Bloomberg reports that Eli Lilly & Co., which has spent $135 million since 2003 training seven generic drugmakers to make treatments against drug-resistant tuberculosis, plans to spend $30 million over the next five years helping patients to get access to the pills.
Lilly plans to work on improving availability of treatment for people in China, India, Russia and South Africa, and to train health-care workers from 2012 until 2016.
There were about 9.4 million cases of tuberculosis globally in 2009, according to the World Health Organization. Of those, almost 4 percent were a form of the disease that isn’t cleared by the two frontline drugs used against it, requiring treatment with costlier medicines. Lilly’s funds will help make second-line medicines available to those who need it, Chief Executive Officer John Lechleiter said. He traveled to western China in March to observe the Lilly Foundation’s work.
“The impression that that left me with is the scarcity of resources available to health-care providers,” Lechleiter said. “By that I mean simple things like posters and brochures that would make people aware of the disease, how to prevent it, how to seek treatment.”
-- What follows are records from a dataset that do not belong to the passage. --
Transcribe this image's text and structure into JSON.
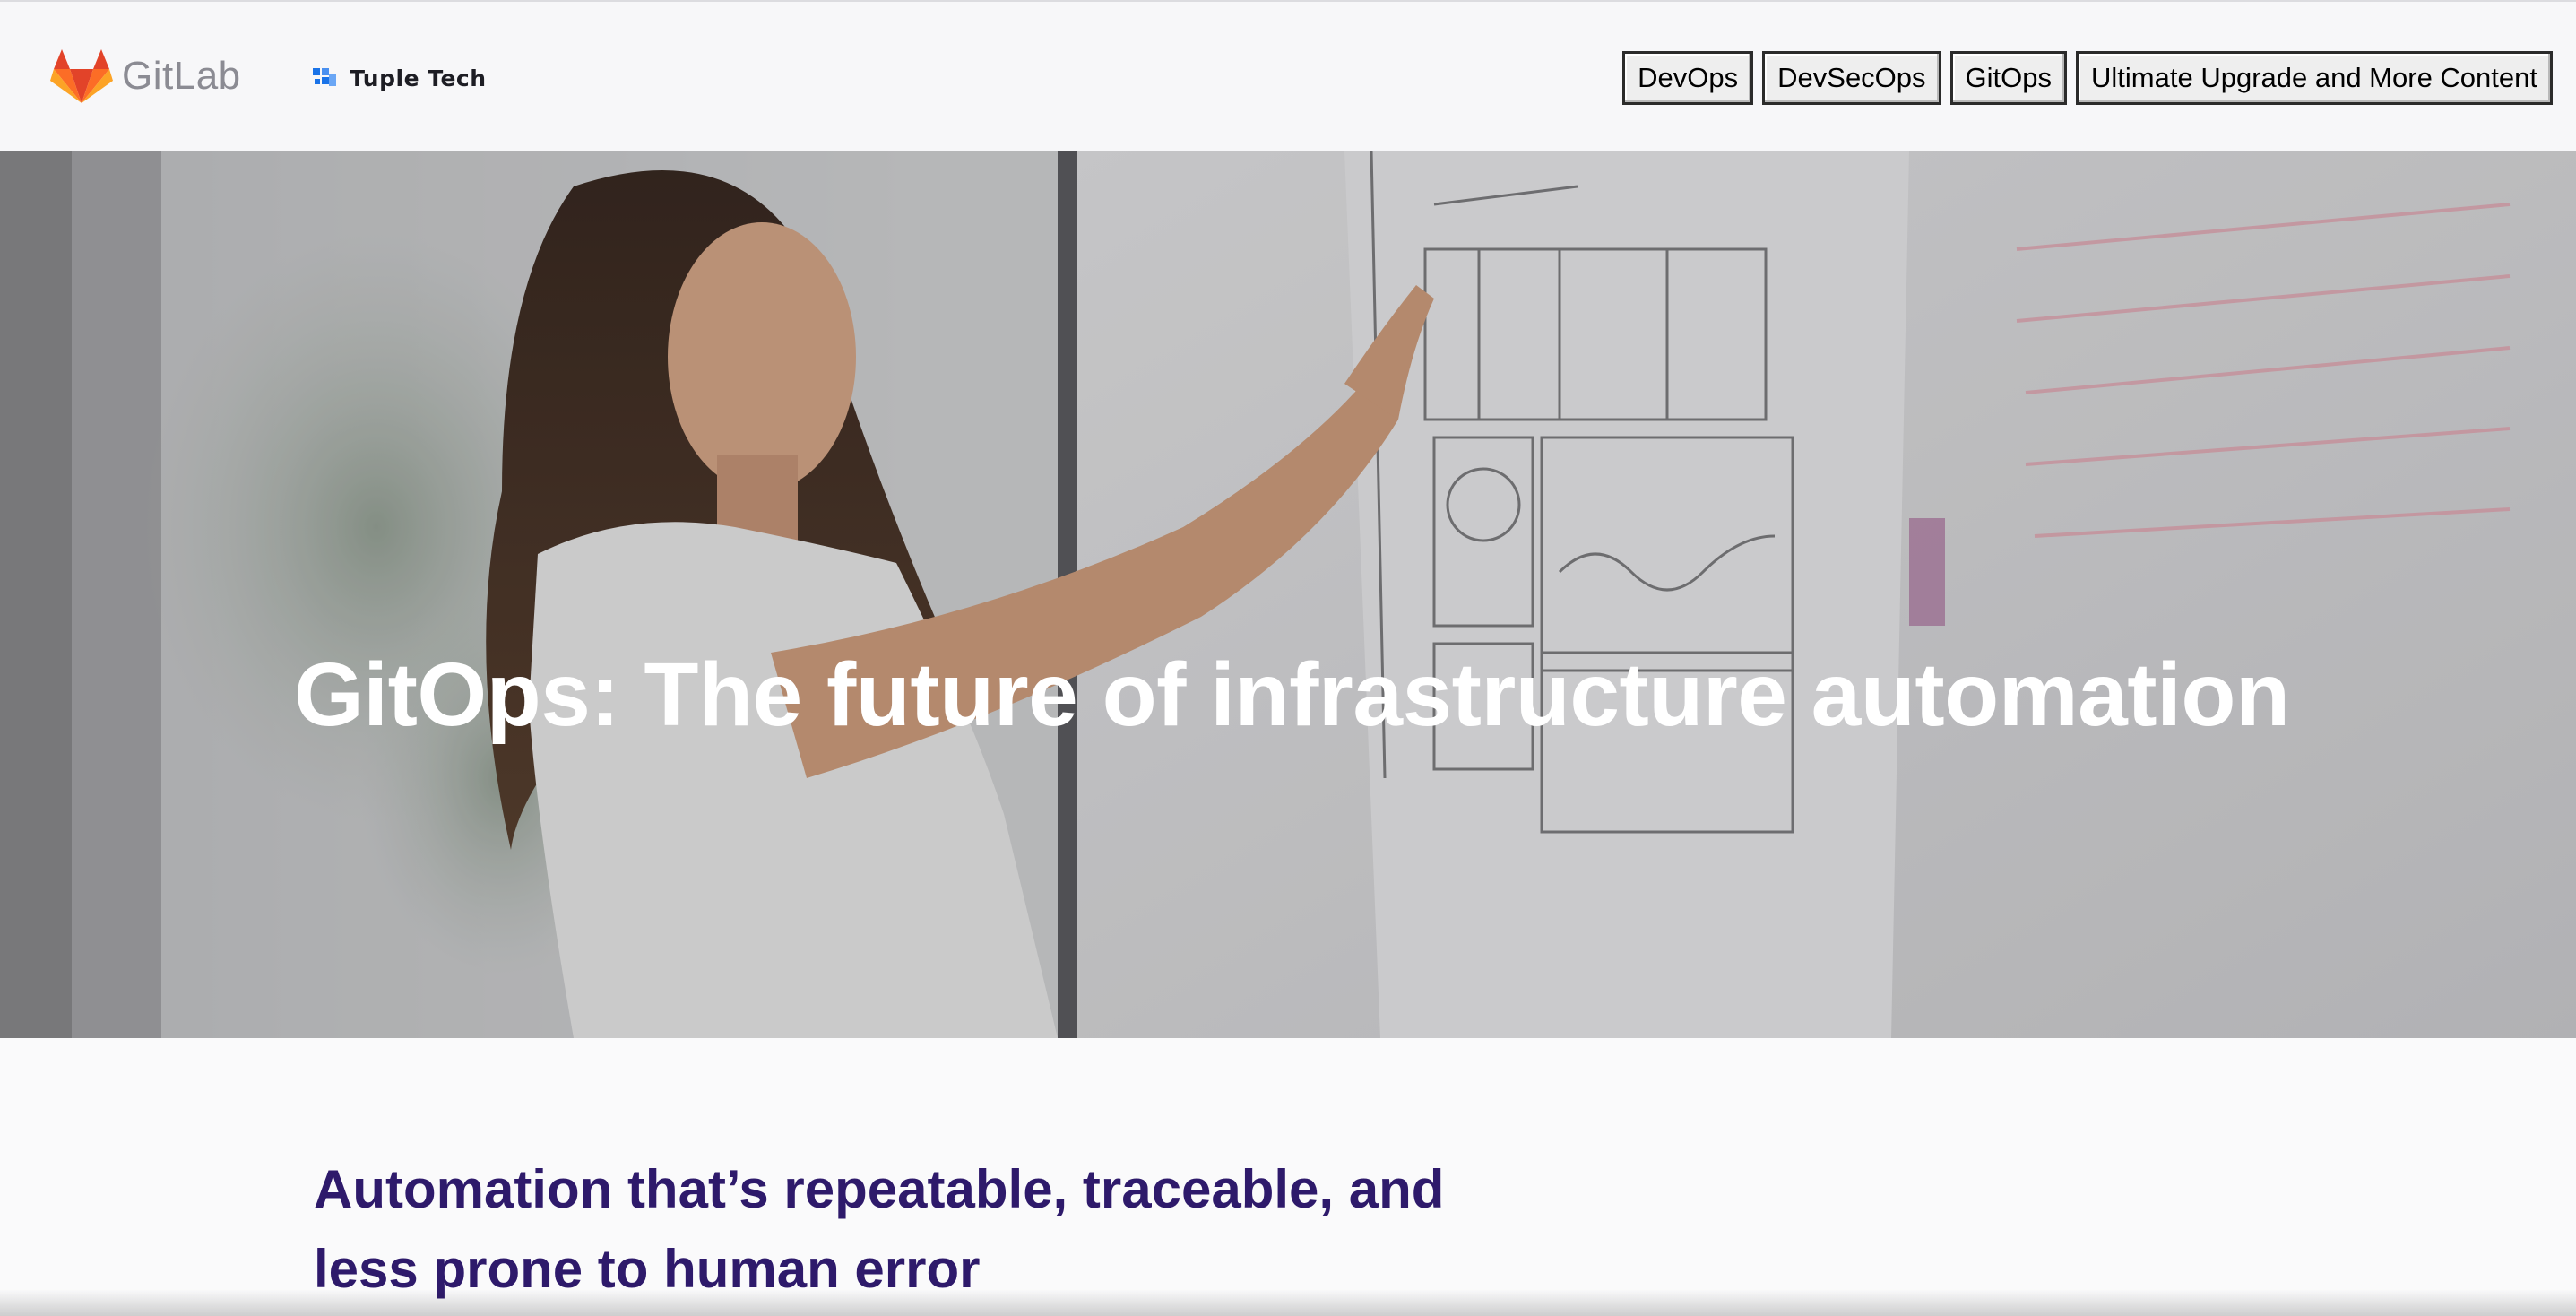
{
  "header": {
    "logo_icon": "gitlab-tanuki-icon",
    "logo_text": "GitLab",
    "partner_icon": "tuple-tech-icon",
    "partner_name": "Tuple Tech"
  },
  "nav": {
    "items": [
      {
        "label": "DevOps"
      },
      {
        "label": "DevSecOps"
      },
      {
        "label": "GitOps"
      },
      {
        "label": "Ultimate Upgrade and More Content"
      }
    ]
  },
  "hero": {
    "title": "GitOps: The future of infrastructure automation"
  },
  "intro": {
    "heading_line1": "Automation that’s repeatable, traceable, and",
    "heading_line2": "less prone to human error"
  },
  "colors": {
    "brand_orange": "#e24329",
    "intro_text": "#2e1a6b",
    "partner_blue": "#1a73e8"
  }
}
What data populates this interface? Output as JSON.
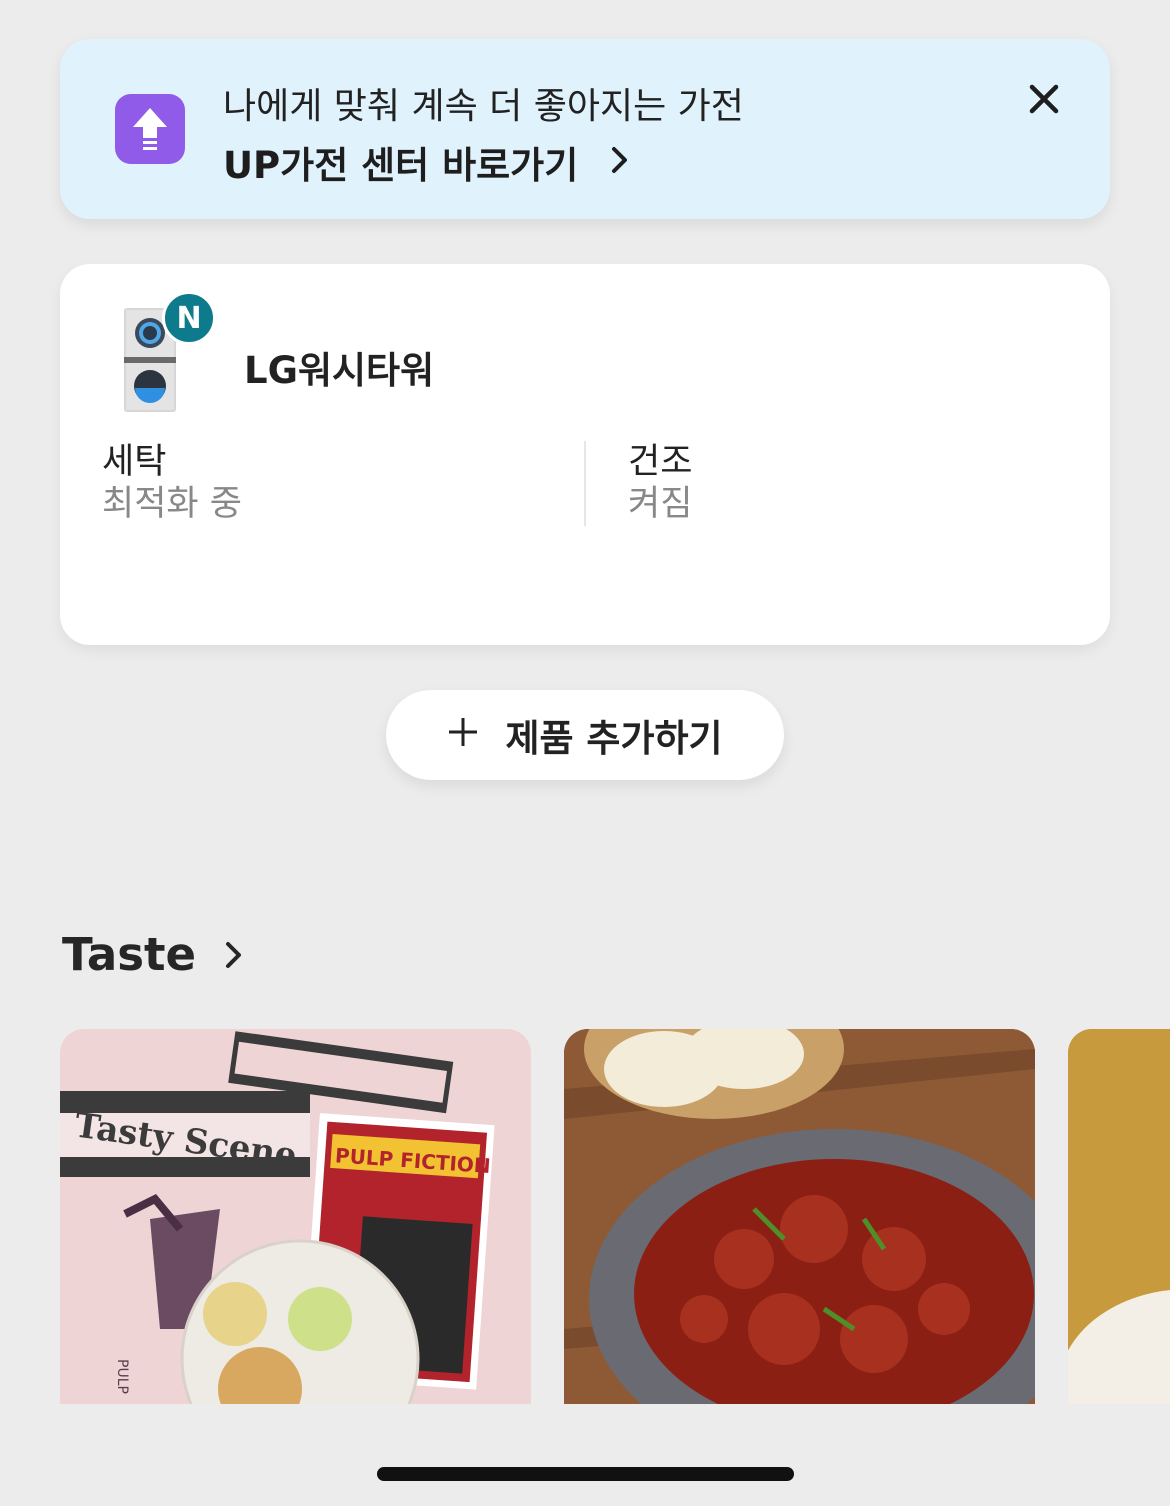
{
  "banner": {
    "subtitle": "나에게 맞춰 계속 더 좋아지는 가전",
    "title": "UP가전 센터 바로가기",
    "icon": "upload-arrow-icon",
    "accent_color": "#8f5be8",
    "background_color": "#e0f2fc"
  },
  "device": {
    "name": "LG워시타워",
    "badge": "N",
    "badge_color": "#0e7b8c",
    "wash": {
      "label": "세탁",
      "value": "최적화 중"
    },
    "dry": {
      "label": "건조",
      "value": "켜짐"
    }
  },
  "add_product": {
    "label": "제품 추가하기"
  },
  "taste": {
    "title": "Taste",
    "cards": [
      {
        "name": "tasty-scene-card",
        "heading": "Tasty Scene",
        "poster_title": "PULP FICTION",
        "side_text": "PULP"
      },
      {
        "name": "spicy-octopus-card"
      },
      {
        "name": "partial-card"
      }
    ]
  }
}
That’s a consistent message. On September 16th, at the Washington Post’s “Sharing the Responsibility” event on non-communicable diseases, Lechleiter commented, “There is no substitute for the power of partnership.”